What the task requires:
The lines you return must be all those in the data that hold the string "Available".

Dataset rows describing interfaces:
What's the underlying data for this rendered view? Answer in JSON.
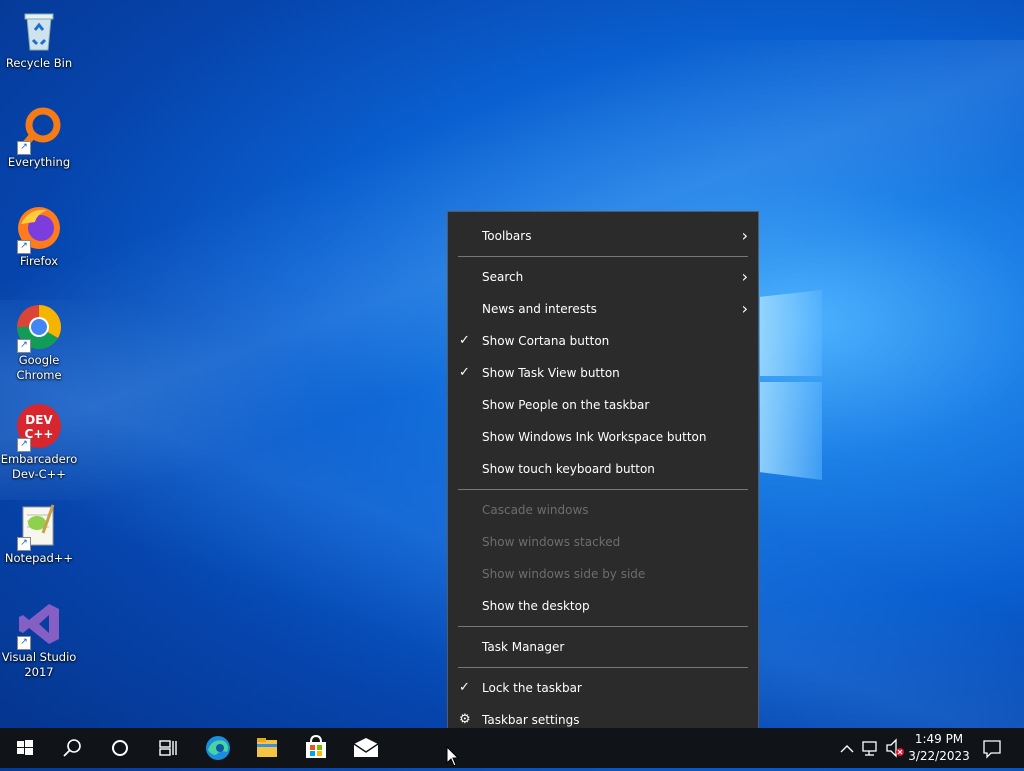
{
  "desktop": {
    "icons": [
      {
        "label": "Recycle Bin",
        "icon": "recycle-bin-icon"
      },
      {
        "label": "Everything",
        "icon": "everything-search-icon"
      },
      {
        "label": "Firefox",
        "icon": "firefox-icon"
      },
      {
        "label": "Google Chrome",
        "icon": "chrome-icon"
      },
      {
        "label": "Embarcadero Dev-C++",
        "icon": "devcpp-icon"
      },
      {
        "label": "Notepad++",
        "icon": "notepadpp-icon"
      },
      {
        "label": "Visual Studio 2017",
        "icon": "visual-studio-icon"
      }
    ]
  },
  "context_menu": {
    "items": [
      {
        "label": "Toolbars",
        "submenu": true,
        "checked": false,
        "enabled": true
      },
      {
        "label": "Search",
        "submenu": true,
        "checked": false,
        "enabled": true
      },
      {
        "label": "News and interests",
        "submenu": true,
        "checked": false,
        "enabled": true
      },
      {
        "label": "Show Cortana button",
        "submenu": false,
        "checked": true,
        "enabled": true
      },
      {
        "label": "Show Task View button",
        "submenu": false,
        "checked": true,
        "enabled": true
      },
      {
        "label": "Show People on the taskbar",
        "submenu": false,
        "checked": false,
        "enabled": true
      },
      {
        "label": "Show Windows Ink Workspace button",
        "submenu": false,
        "checked": false,
        "enabled": true
      },
      {
        "label": "Show touch keyboard button",
        "submenu": false,
        "checked": false,
        "enabled": true
      },
      {
        "label": "Cascade windows",
        "submenu": false,
        "checked": false,
        "enabled": false
      },
      {
        "label": "Show windows stacked",
        "submenu": false,
        "checked": false,
        "enabled": false
      },
      {
        "label": "Show windows side by side",
        "submenu": false,
        "checked": false,
        "enabled": false
      },
      {
        "label": "Show the desktop",
        "submenu": false,
        "checked": false,
        "enabled": true
      },
      {
        "label": "Task Manager",
        "submenu": false,
        "checked": false,
        "enabled": true
      },
      {
        "label": "Lock the taskbar",
        "submenu": false,
        "checked": true,
        "enabled": true
      },
      {
        "label": "Taskbar settings",
        "submenu": false,
        "checked": false,
        "enabled": true,
        "icon": "gear-icon"
      }
    ]
  },
  "taskbar": {
    "buttons": [
      {
        "name": "start-button",
        "icon": "windows-logo-icon"
      },
      {
        "name": "search-button",
        "icon": "search-icon"
      },
      {
        "name": "cortana-button",
        "icon": "cortana-circle-icon"
      },
      {
        "name": "task-view-button",
        "icon": "task-view-icon"
      },
      {
        "name": "edge-button",
        "icon": "edge-icon"
      },
      {
        "name": "file-explorer-button",
        "icon": "folder-icon"
      },
      {
        "name": "store-button",
        "icon": "store-icon"
      },
      {
        "name": "mail-button",
        "icon": "mail-icon"
      }
    ],
    "tray": {
      "icons": [
        "chevron-up-icon",
        "network-icon",
        "volume-muted-icon"
      ],
      "time": "1:49 PM",
      "date": "3/22/2023",
      "notification_icon": "action-center-icon"
    }
  }
}
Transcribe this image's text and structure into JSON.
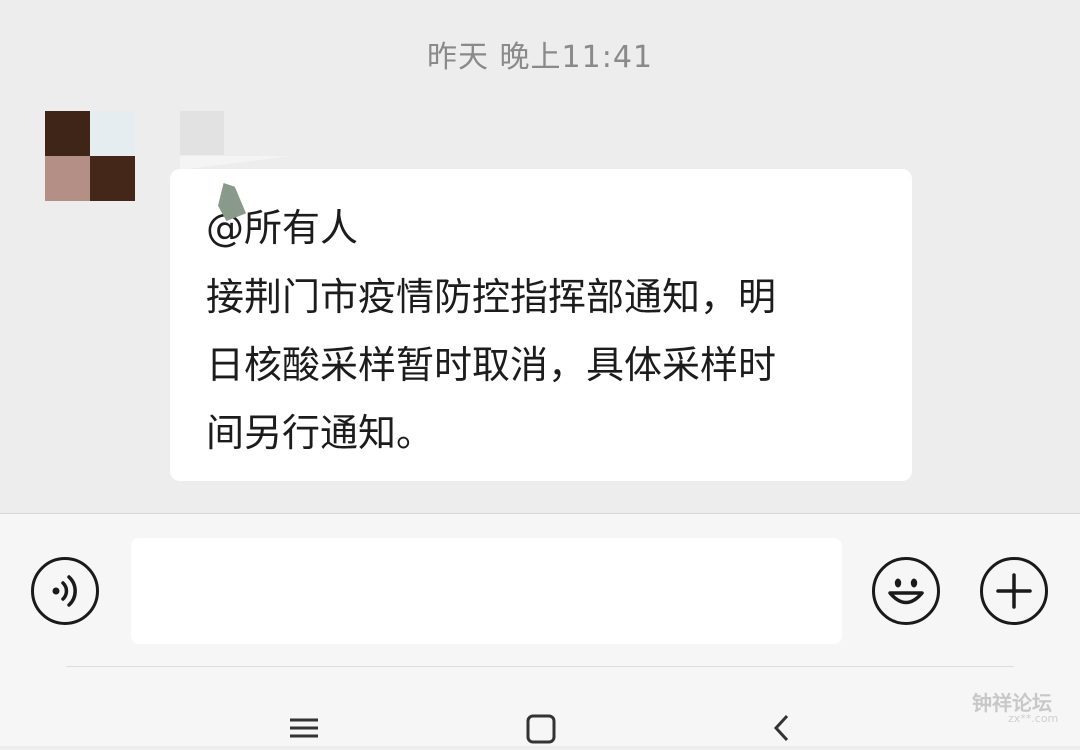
{
  "chat": {
    "timestamp": "昨天 晚上11:41",
    "message": {
      "mention": "@所有人",
      "lines": [
        "接荆门市疫情防控指挥部通知，明",
        "日核酸采样暂时取消，具体采样时",
        "间另行通知。"
      ]
    }
  },
  "avatar": {
    "colors": [
      "#3f2418",
      "#e6edf0",
      "#b48f86",
      "#45271a"
    ]
  },
  "input_bar": {
    "input_value": "",
    "voice_icon": "voice-icon",
    "emoji_icon": "smiley-face-icon",
    "plus_icon": "plus-icon"
  },
  "nav": {
    "menu_icon": "menu-icon",
    "home_icon": "home-square-icon",
    "back_icon": "back-chevron-icon"
  },
  "watermark": {
    "text": "钟祥论坛",
    "sub": "zx**.com"
  }
}
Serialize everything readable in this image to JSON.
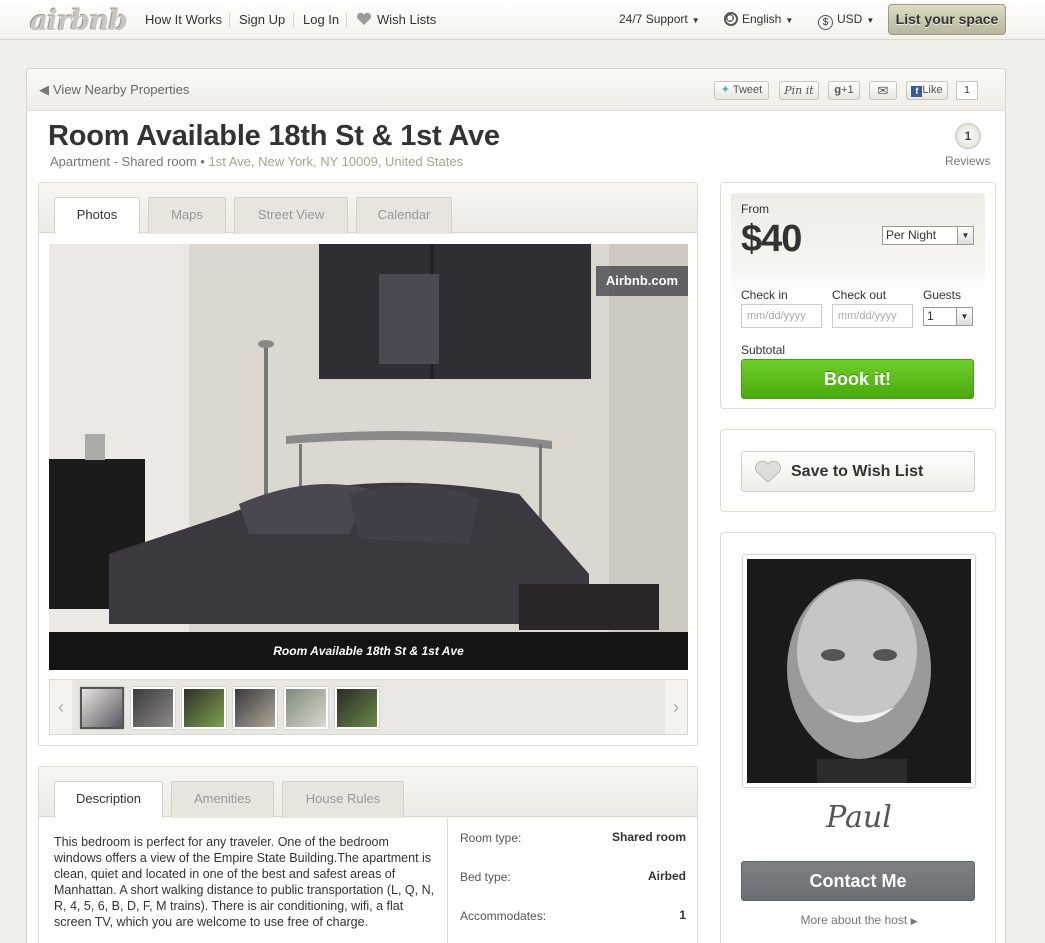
{
  "nav": {
    "logo": "airbnb",
    "links": [
      "How It Works",
      "Sign Up",
      "Log In",
      "Wish Lists"
    ],
    "support": "24/7 Support",
    "language": "English",
    "currency": "USD",
    "list_space": "List your space"
  },
  "subbar": {
    "nearby": "View Nearby Properties",
    "tweet": "Tweet",
    "pinit": "Pin it",
    "gplus": "+1",
    "like": "Like",
    "like_count": "1"
  },
  "listing": {
    "title": "Room Available 18th St & 1st Ave",
    "room_type_line": "Apartment - Shared room",
    "address": "1st Ave, New York, NY 10009, United States",
    "reviews_count": "1",
    "reviews_label": "Reviews"
  },
  "photos": {
    "tabs": [
      "Photos",
      "Maps",
      "Street View",
      "Calendar"
    ],
    "watermark": "Airbnb.com",
    "caption": "Room Available 18th St & 1st Ave"
  },
  "description": {
    "tabs": [
      "Description",
      "Amenities",
      "House Rules"
    ],
    "text": "This bedroom is perfect for any traveler. One of the bedroom windows offers a view of the Empire State Building.The apartment is clean, quiet and located in one of the best and safest areas of Manhattan. A short walking distance to public transportation (L, Q, N, R, 4, 5, 6, B, D, F, M trains). There is air conditioning, wifi, a flat screen TV, which you are welcome to use free of charge.",
    "details": [
      {
        "label": "Room type:",
        "value": "Shared room"
      },
      {
        "label": "Bed type:",
        "value": "Airbed"
      },
      {
        "label": "Accommodates:",
        "value": "1"
      }
    ]
  },
  "booking": {
    "from_label": "From",
    "price": "$40",
    "period": "Per Night",
    "checkin_label": "Check in",
    "checkout_label": "Check out",
    "guests_label": "Guests",
    "date_placeholder": "mm/dd/yyyy",
    "guests_value": "1",
    "subtotal_label": "Subtotal",
    "book_button": "Book it!"
  },
  "wishlist": {
    "button": "Save to Wish List"
  },
  "host": {
    "name": "Paul",
    "contact_button": "Contact Me",
    "more": "More about the host"
  },
  "colors": {
    "book_green": "#5bbf1c",
    "contact_gray": "#747a7c",
    "list_space_bg": "#cac7ad"
  }
}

Solution for this problem:
    "title": "Room Available 18th St & 1st Ave",
    "caption": "Room Available 18th St & 1st Ave"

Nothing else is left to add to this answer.